# [What you have to do]
In the listing, find every line that has the string "from" and copy it.

[Opening Data extracts section]

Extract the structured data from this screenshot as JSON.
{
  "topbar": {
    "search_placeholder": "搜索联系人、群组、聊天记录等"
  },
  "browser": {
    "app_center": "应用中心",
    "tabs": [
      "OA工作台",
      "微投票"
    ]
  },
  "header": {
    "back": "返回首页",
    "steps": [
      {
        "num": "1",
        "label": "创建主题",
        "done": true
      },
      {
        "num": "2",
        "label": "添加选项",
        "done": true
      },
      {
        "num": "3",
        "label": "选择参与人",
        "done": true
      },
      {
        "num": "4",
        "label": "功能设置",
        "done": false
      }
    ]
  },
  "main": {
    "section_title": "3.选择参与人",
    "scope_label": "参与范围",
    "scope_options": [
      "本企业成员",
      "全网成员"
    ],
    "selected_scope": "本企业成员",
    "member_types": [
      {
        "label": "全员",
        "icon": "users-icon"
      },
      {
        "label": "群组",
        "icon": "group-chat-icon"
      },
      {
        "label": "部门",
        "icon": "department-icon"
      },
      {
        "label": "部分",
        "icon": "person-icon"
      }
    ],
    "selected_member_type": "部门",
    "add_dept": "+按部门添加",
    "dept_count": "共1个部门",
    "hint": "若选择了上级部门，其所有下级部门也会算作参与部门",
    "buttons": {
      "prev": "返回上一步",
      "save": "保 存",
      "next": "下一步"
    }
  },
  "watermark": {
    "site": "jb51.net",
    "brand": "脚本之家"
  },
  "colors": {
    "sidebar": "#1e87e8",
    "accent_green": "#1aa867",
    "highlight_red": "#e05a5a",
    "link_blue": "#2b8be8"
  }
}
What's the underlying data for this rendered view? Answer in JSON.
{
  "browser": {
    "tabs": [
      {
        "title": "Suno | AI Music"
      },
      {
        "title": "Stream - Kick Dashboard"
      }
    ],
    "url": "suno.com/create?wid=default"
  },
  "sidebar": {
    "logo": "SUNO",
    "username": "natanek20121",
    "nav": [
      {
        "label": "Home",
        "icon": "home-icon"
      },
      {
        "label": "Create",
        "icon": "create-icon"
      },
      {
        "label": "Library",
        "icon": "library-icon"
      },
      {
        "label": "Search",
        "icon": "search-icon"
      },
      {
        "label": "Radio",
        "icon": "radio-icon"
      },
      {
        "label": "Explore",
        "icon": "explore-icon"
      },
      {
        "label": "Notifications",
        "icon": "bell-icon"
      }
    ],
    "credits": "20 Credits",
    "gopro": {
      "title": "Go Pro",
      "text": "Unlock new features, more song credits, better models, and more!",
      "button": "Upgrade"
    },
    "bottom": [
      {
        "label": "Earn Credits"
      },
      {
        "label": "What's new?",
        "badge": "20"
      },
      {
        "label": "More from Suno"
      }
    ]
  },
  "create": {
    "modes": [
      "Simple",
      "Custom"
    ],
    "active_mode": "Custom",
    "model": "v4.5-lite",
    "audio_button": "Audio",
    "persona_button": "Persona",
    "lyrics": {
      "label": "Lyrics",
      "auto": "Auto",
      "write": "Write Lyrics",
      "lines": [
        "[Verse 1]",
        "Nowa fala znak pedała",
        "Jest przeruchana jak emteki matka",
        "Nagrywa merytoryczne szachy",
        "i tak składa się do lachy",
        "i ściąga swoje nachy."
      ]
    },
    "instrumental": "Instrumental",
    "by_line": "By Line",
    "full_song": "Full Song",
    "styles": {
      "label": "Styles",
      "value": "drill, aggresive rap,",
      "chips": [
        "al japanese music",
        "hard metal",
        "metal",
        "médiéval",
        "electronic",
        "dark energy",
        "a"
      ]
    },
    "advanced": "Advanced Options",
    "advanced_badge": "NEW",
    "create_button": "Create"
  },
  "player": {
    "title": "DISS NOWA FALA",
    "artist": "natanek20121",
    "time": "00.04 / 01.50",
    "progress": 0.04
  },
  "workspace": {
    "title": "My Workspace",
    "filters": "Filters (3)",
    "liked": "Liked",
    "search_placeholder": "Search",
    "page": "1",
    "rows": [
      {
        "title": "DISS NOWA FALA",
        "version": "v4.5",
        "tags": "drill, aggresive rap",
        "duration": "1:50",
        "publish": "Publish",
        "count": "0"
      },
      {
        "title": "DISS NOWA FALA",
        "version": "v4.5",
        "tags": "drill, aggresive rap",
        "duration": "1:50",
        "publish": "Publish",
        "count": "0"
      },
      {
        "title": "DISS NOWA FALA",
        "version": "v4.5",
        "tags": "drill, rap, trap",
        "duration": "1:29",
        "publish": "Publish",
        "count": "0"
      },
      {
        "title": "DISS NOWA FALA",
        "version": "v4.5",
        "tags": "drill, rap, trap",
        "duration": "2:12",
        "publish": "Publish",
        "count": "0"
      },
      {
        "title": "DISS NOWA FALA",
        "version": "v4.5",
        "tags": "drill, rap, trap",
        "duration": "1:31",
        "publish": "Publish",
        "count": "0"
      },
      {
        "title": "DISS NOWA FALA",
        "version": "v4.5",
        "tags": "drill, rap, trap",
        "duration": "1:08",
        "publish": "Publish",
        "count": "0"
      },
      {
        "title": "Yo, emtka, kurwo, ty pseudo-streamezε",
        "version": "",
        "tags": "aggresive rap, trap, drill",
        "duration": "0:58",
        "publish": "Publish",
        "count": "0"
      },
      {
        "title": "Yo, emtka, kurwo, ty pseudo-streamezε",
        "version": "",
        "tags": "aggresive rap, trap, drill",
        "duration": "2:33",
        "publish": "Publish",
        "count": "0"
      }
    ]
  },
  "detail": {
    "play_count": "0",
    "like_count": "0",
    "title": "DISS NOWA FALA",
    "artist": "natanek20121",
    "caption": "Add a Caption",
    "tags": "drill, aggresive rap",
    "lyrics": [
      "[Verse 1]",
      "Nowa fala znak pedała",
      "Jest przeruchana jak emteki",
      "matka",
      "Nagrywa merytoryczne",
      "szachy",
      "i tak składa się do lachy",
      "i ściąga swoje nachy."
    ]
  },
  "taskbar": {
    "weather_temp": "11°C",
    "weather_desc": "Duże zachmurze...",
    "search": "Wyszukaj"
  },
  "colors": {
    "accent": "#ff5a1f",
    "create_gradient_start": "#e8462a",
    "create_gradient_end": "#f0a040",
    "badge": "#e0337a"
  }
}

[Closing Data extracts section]

# [Solution to this task]
Extract the structured data from this screenshot as JSON.
        "label": "More from Suno"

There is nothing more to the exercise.